▸ What is needed
When you write out the listing, keep each word exactly as it stands but include none of its images.
****
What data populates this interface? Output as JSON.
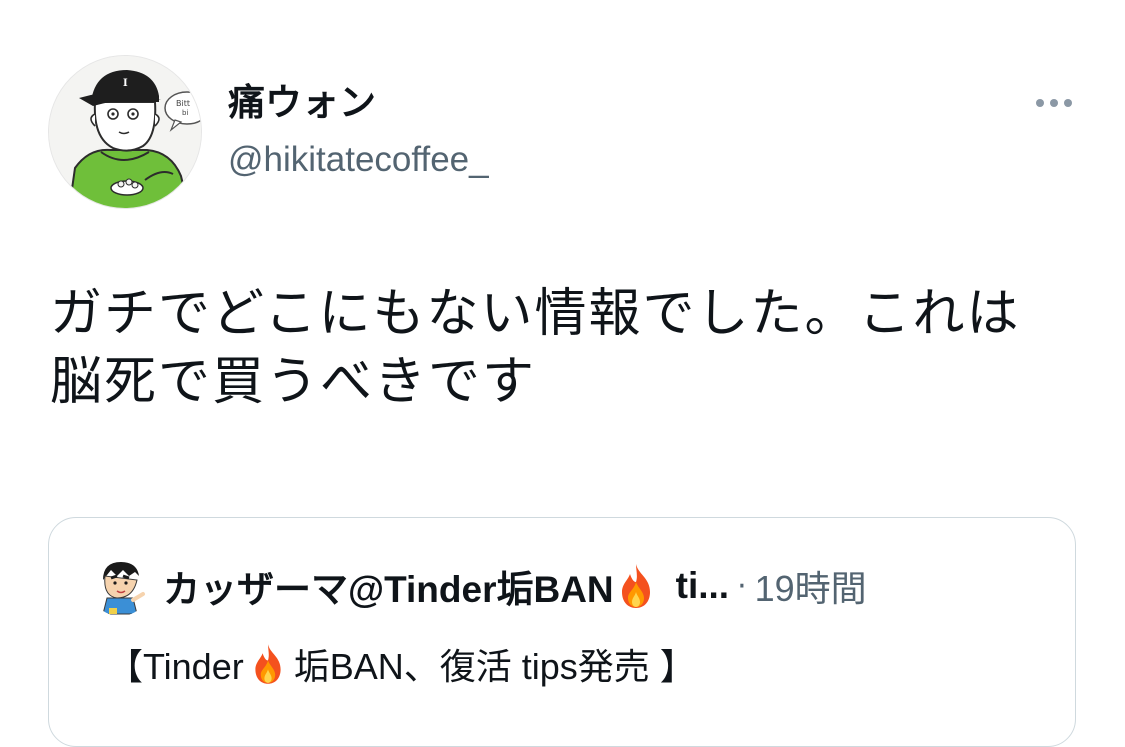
{
  "author": {
    "display_name": "痛ウォン",
    "handle": "@hikitatecoffee_",
    "avatar_icon": "cartoon-person-avatar"
  },
  "tweet": {
    "text": "ガチでどこにもない情報でした。これは脳死で買うべきです"
  },
  "quote": {
    "author_name": "カッザーマ@Tinder垢BAN",
    "author_name_trailing": "ti...",
    "separator": "·",
    "time": "19時間",
    "text_prefix": "【Tinder",
    "text_suffix": "垢BAN、復活 tips発売 】",
    "avatar_icon": "cartoon-boy-avatar",
    "emoji_icon": "fire-icon"
  },
  "colors": {
    "primary_text": "#0f1419",
    "secondary_text": "#536471",
    "border": "#cfd9de",
    "hoodie_green": "#6fbf3a"
  }
}
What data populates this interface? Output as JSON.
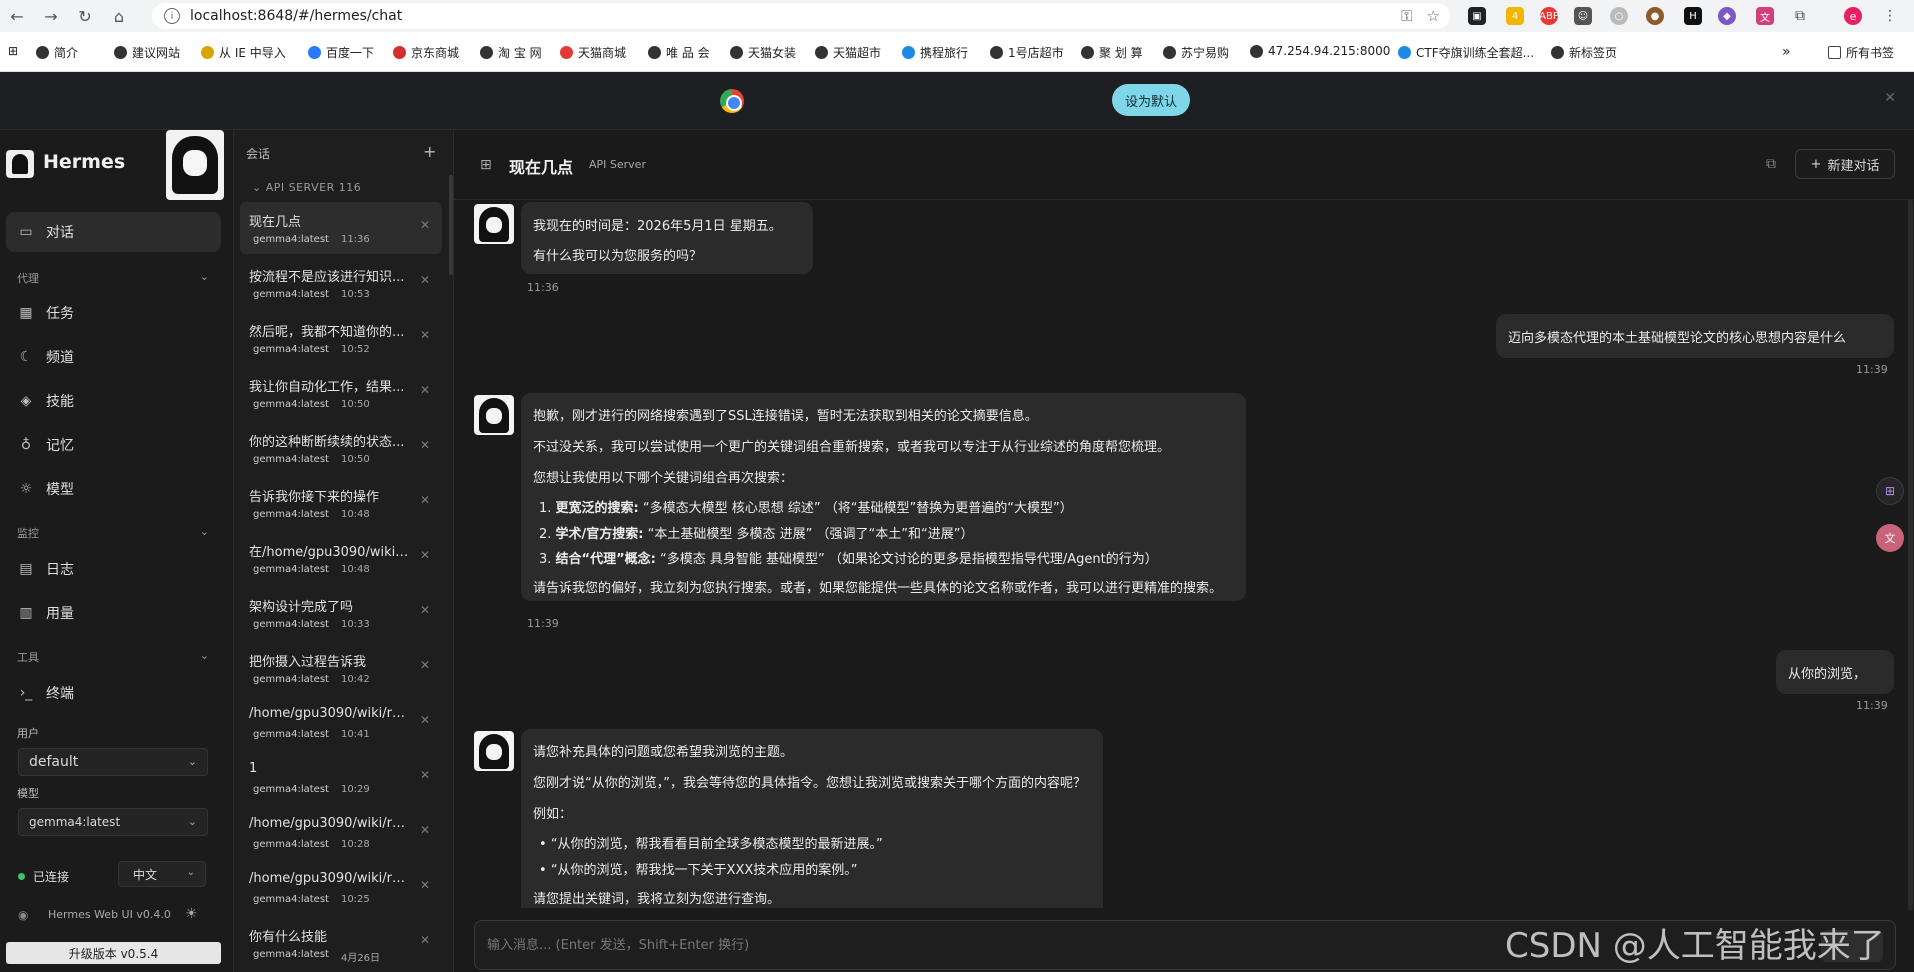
{
  "browser": {
    "url": "localhost:8648/#/hermes/chat",
    "bookmarks": [
      "简介",
      "建议网站",
      "从 IE 中导入",
      "百度一下",
      "京东商城",
      "淘 宝 网",
      "天猫商城",
      "唯 品 会",
      "天猫女装",
      "天猫超市",
      "携程旅行",
      "1号店超市",
      "聚 划 算",
      "苏宁易购",
      "47.254.94.215:8000",
      "CTF夺旗训练全套超...",
      "新标签页"
    ],
    "bookmarks_more": "»",
    "all_bookmarks": "所有书签",
    "profile_initial": "e",
    "ext_badge": "4"
  },
  "banner": {
    "message": "",
    "button_label": "设为默认"
  },
  "sidebar": {
    "app_name": "Hermes",
    "nav_main": [
      {
        "label": "对话",
        "icon": "chat-icon"
      }
    ],
    "section_agent": "代理",
    "nav_agent": [
      {
        "label": "任务",
        "icon": "calendar-icon"
      },
      {
        "label": "频道",
        "icon": "moon-icon"
      },
      {
        "label": "技能",
        "icon": "layers-icon"
      },
      {
        "label": "记忆",
        "icon": "bulb-icon"
      },
      {
        "label": "模型",
        "icon": "sun-icon"
      }
    ],
    "section_monitor": "监控",
    "nav_monitor": [
      {
        "label": "日志",
        "icon": "file-icon"
      },
      {
        "label": "用量",
        "icon": "bar-chart-icon"
      }
    ],
    "section_tools": "工具",
    "nav_tools": [
      {
        "label": "终端",
        "icon": "terminal-icon"
      }
    ],
    "user_label": "用户",
    "user_value": "default",
    "model_label": "模型",
    "model_value": "gemma4:latest",
    "status": "已连接",
    "language": "中文",
    "version_text": "Hermes Web UI v0.4.0",
    "upgrade_label": "升级版本 v0.5.4"
  },
  "sessions": {
    "title": "会话",
    "group": "API SERVER",
    "group_count": "116",
    "items": [
      {
        "title": "现在几点",
        "model": "gemma4:latest",
        "time": "11:36"
      },
      {
        "title": "按流程不是应该进行知识...",
        "model": "gemma4:latest",
        "time": "10:53"
      },
      {
        "title": "然后呢，我都不知道你的...",
        "model": "gemma4:latest",
        "time": "10:52"
      },
      {
        "title": "我让你自动化工作，结果...",
        "model": "gemma4:latest",
        "time": "10:50"
      },
      {
        "title": "你的这种断断续续的状态...",
        "model": "gemma4:latest",
        "time": "10:50"
      },
      {
        "title": "告诉我你接下来的操作",
        "model": "gemma4:latest",
        "time": "10:48"
      },
      {
        "title": "在/home/gpu3090/wiki/tes...",
        "model": "gemma4:latest",
        "time": "10:48"
      },
      {
        "title": "架构设计完成了吗",
        "model": "gemma4:latest",
        "time": "10:33"
      },
      {
        "title": "把你摄入过程告诉我",
        "model": "gemma4:latest",
        "time": "10:42"
      },
      {
        "title": "/home/gpu3090/wiki/raw/a...",
        "model": "gemma4:latest",
        "time": "10:41"
      },
      {
        "title": "1",
        "model": "gemma4:latest",
        "time": "10:29"
      },
      {
        "title": "/home/gpu3090/wiki/raw/a...",
        "model": "gemma4:latest",
        "time": "10:28"
      },
      {
        "title": "/home/gpu3090/wiki/raw/a...",
        "model": "gemma4:latest",
        "time": "10:25"
      },
      {
        "title": "你有什么技能",
        "model": "gemma4:latest",
        "time": "4月26日"
      }
    ]
  },
  "chat": {
    "title": "现在几点",
    "subtitle": "API Server",
    "new_chat_label": "新建对话",
    "messages": {
      "a1": {
        "lines": [
          "我现在的时间是：2026年5月1日 星期五。",
          "有什么我可以为您服务的吗？"
        ],
        "time": "11:36"
      },
      "u1": {
        "text": "迈向多模态代理的本土基础模型论文的核心思想内容是什么",
        "time": "11:39"
      },
      "a2": {
        "line1": "抱歉，刚才进行的网络搜索遇到了SSL连接错误，暂时无法获取到相关的论文摘要信息。",
        "line2": "不过没关系，我可以尝试使用一个更广的关键词组合重新搜索，或者我可以专注于从行业综述的角度帮您梳理。",
        "line3": "您想让我使用以下哪个关键词组合再次搜索：",
        "items": [
          {
            "bold": "更宽泛的搜索:",
            "text": " “多模态大模型 核心思想 综述” （将“基础模型”替换为更普遍的“大模型”）"
          },
          {
            "bold": "学术/官方搜索:",
            "text": " “本土基础模型 多模态 进展” （强调了“本土”和“进展”）"
          },
          {
            "bold": "结合“代理”概念:",
            "text": " “多模态 具身智能 基础模型” （如果论文讨论的更多是指模型指导代理/Agent的行为）"
          }
        ],
        "line4": "请告诉我您的偏好，我立刻为您执行搜索。或者，如果您能提供一些具体的论文名称或作者，我可以进行更精准的搜索。",
        "time": "11:39"
      },
      "u2": {
        "text": "从你的浏览，",
        "time": "11:39"
      },
      "a3": {
        "line1": "请您补充具体的问题或您希望我浏览的主题。",
        "line2": "您刚才说“从你的浏览，”，我会等待您的具体指令。您想让我浏览或搜索关于哪个方面的内容呢？",
        "line3": "例如：",
        "bullets": [
          "“从你的浏览，帮我看看目前全球多模态模型的最新进展。”",
          "“从你的浏览，帮我找一下关于XXX技术应用的案例。”"
        ],
        "line4": "请您提出关键词，我将立刻为您进行查询。"
      }
    },
    "composer_placeholder": "输入消息... (Enter 发送，Shift+Enter 换行)"
  },
  "watermark": "CSDN @人工智能我来了"
}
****
▸ Exercise answer
What data populates this interface? Output as JSON.
{
  "author": {
    "display_name": "痛ウォン",
    "handle": "@hikitatecoffee_",
    "avatar_icon": "cartoon-person-avatar"
  },
  "tweet": {
    "text": "ガチでどこにもない情報でした。これは脳死で買うべきです"
  },
  "quote": {
    "author_name": "カッザーマ@Tinder垢BAN",
    "author_name_trailing": "ti...",
    "separator": "·",
    "time": "19時間",
    "text_prefix": "【Tinder",
    "text_suffix": "垢BAN、復活 tips発売 】",
    "avatar_icon": "cartoon-boy-avatar",
    "emoji_icon": "fire-icon"
  },
  "colors": {
    "primary_text": "#0f1419",
    "secondary_text": "#536471",
    "border": "#cfd9de",
    "hoodie_green": "#6fbf3a"
  }
}
What data populates this interface? Output as JSON.
{
  "browser": {
    "url": "localhost:8648/#/hermes/chat",
    "bookmarks": [
      "简介",
      "建议网站",
      "从 IE 中导入",
      "百度一下",
      "京东商城",
      "淘 宝 网",
      "天猫商城",
      "唯 品 会",
      "天猫女装",
      "天猫超市",
      "携程旅行",
      "1号店超市",
      "聚 划 算",
      "苏宁易购",
      "47.254.94.215:8000",
      "CTF夺旗训练全套超...",
      "新标签页"
    ],
    "bookmarks_more": "»",
    "all_bookmarks": "所有书签",
    "profile_initial": "e",
    "ext_badge": "4"
  },
  "banner": {
    "message": "",
    "button_label": "设为默认"
  },
  "sidebar": {
    "app_name": "Hermes",
    "nav_main": [
      {
        "label": "对话",
        "icon": "chat-icon"
      }
    ],
    "section_agent": "代理",
    "nav_agent": [
      {
        "label": "任务",
        "icon": "calendar-icon"
      },
      {
        "label": "频道",
        "icon": "moon-icon"
      },
      {
        "label": "技能",
        "icon": "layers-icon"
      },
      {
        "label": "记忆",
        "icon": "bulb-icon"
      },
      {
        "label": "模型",
        "icon": "sun-icon"
      }
    ],
    "section_monitor": "监控",
    "nav_monitor": [
      {
        "label": "日志",
        "icon": "file-icon"
      },
      {
        "label": "用量",
        "icon": "bar-chart-icon"
      }
    ],
    "section_tools": "工具",
    "nav_tools": [
      {
        "label": "终端",
        "icon": "terminal-icon"
      }
    ],
    "user_label": "用户",
    "user_value": "default",
    "model_label": "模型",
    "model_value": "gemma4:latest",
    "status": "已连接",
    "language": "中文",
    "version_text": "Hermes Web UI v0.4.0",
    "upgrade_label": "升级版本 v0.5.4"
  },
  "sessions": {
    "title": "会话",
    "group": "API SERVER",
    "group_count": "116",
    "items": [
      {
        "title": "现在几点",
        "model": "gemma4:latest",
        "time": "11:36"
      },
      {
        "title": "按流程不是应该进行知识...",
        "model": "gemma4:latest",
        "time": "10:53"
      },
      {
        "title": "然后呢，我都不知道你的...",
        "model": "gemma4:latest",
        "time": "10:52"
      },
      {
        "title": "我让你自动化工作，结果...",
        "model": "gemma4:latest",
        "time": "10:50"
      },
      {
        "title": "你的这种断断续续的状态...",
        "model": "gemma4:latest",
        "time": "10:50"
      },
      {
        "title": "告诉我你接下来的操作",
        "model": "gemma4:latest",
        "time": "10:48"
      },
      {
        "title": "在/home/gpu3090/wiki/tes...",
        "model": "gemma4:latest",
        "time": "10:48"
      },
      {
        "title": "架构设计完成了吗",
        "model": "gemma4:latest",
        "time": "10:33"
      },
      {
        "title": "把你摄入过程告诉我",
        "model": "gemma4:latest",
        "time": "10:42"
      },
      {
        "title": "/home/gpu3090/wiki/raw/a...",
        "model": "gemma4:latest",
        "time": "10:41"
      },
      {
        "title": "1",
        "model": "gemma4:latest",
        "time": "10:29"
      },
      {
        "title": "/home/gpu3090/wiki/raw/a...",
        "model": "gemma4:latest",
        "time": "10:28"
      },
      {
        "title": "/home/gpu3090/wiki/raw/a...",
        "model": "gemma4:latest",
        "time": "10:25"
      },
      {
        "title": "你有什么技能",
        "model": "gemma4:latest",
        "time": "4月26日"
      }
    ]
  },
  "chat": {
    "title": "现在几点",
    "subtitle": "API Server",
    "new_chat_label": "新建对话",
    "messages": {
      "a1": {
        "lines": [
          "我现在的时间是：2026年5月1日 星期五。",
          "有什么我可以为您服务的吗？"
        ],
        "time": "11:36"
      },
      "u1": {
        "text": "迈向多模态代理的本土基础模型论文的核心思想内容是什么",
        "time": "11:39"
      },
      "a2": {
        "line1": "抱歉，刚才进行的网络搜索遇到了SSL连接错误，暂时无法获取到相关的论文摘要信息。",
        "line2": "不过没关系，我可以尝试使用一个更广的关键词组合重新搜索，或者我可以专注于从行业综述的角度帮您梳理。",
        "line3": "您想让我使用以下哪个关键词组合再次搜索：",
        "items": [
          {
            "bold": "更宽泛的搜索:",
            "text": " “多模态大模型 核心思想 综述” （将“基础模型”替换为更普遍的“大模型”）"
          },
          {
            "bold": "学术/官方搜索:",
            "text": " “本土基础模型 多模态 进展” （强调了“本土”和“进展”）"
          },
          {
            "bold": "结合“代理”概念:",
            "text": " “多模态 具身智能 基础模型” （如果论文讨论的更多是指模型指导代理/Agent的行为）"
          }
        ],
        "line4": "请告诉我您的偏好，我立刻为您执行搜索。或者，如果您能提供一些具体的论文名称或作者，我可以进行更精准的搜索。",
        "time": "11:39"
      },
      "u2": {
        "text": "从你的浏览，",
        "time": "11:39"
      },
      "a3": {
        "line1": "请您补充具体的问题或您希望我浏览的主题。",
        "line2": "您刚才说“从你的浏览，”，我会等待您的具体指令。您想让我浏览或搜索关于哪个方面的内容呢？",
        "line3": "例如：",
        "bullets": [
          "“从你的浏览，帮我看看目前全球多模态模型的最新进展。”",
          "“从你的浏览，帮我找一下关于XXX技术应用的案例。”"
        ],
        "line4": "请您提出关键词，我将立刻为您进行查询。"
      }
    },
    "composer_placeholder": "输入消息... (Enter 发送，Shift+Enter 换行)"
  },
  "watermark": "CSDN @人工智能我来了"
}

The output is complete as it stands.